### EXERCISE BRIEF
Report all lines of the records that contain "Circunvalación".

### INPUT DATA
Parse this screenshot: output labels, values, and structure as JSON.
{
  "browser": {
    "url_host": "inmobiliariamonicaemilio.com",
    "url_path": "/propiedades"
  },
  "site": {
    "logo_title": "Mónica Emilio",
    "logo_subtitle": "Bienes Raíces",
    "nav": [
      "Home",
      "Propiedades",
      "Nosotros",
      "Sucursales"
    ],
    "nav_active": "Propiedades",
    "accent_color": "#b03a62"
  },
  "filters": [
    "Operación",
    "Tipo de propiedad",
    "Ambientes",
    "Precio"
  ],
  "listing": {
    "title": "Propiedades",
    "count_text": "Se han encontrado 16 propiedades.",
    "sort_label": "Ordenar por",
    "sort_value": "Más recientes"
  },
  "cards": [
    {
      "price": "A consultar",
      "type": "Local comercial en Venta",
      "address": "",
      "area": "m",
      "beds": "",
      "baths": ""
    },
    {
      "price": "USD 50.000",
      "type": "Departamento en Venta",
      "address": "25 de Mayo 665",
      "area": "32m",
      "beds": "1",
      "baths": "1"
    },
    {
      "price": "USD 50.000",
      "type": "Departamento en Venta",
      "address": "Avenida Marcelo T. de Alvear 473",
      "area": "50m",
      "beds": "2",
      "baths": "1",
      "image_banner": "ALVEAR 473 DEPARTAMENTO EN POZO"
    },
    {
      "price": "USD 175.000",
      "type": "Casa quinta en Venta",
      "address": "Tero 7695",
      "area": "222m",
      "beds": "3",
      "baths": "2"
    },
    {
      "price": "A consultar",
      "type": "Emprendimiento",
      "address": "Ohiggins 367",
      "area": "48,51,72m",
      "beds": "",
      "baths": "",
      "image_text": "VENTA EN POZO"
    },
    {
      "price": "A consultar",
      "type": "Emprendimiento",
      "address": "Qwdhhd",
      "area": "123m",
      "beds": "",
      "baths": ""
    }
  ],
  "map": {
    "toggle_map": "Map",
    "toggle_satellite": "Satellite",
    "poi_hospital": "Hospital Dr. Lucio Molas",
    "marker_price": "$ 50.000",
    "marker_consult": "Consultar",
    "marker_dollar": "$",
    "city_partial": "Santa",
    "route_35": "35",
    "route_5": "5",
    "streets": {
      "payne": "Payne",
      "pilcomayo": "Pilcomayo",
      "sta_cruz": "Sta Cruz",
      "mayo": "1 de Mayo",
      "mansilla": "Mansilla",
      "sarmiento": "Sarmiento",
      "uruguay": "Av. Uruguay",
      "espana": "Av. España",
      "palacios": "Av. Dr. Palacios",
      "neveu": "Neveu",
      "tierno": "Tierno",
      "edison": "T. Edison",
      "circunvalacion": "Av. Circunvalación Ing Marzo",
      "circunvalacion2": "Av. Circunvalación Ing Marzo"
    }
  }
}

### RESULT FOR THIS TASK
      "circunvalacion": "Av. Circunvalación Ing Marzo",
      "circunvalacion2": "Av. Circunvalación Ing Marzo"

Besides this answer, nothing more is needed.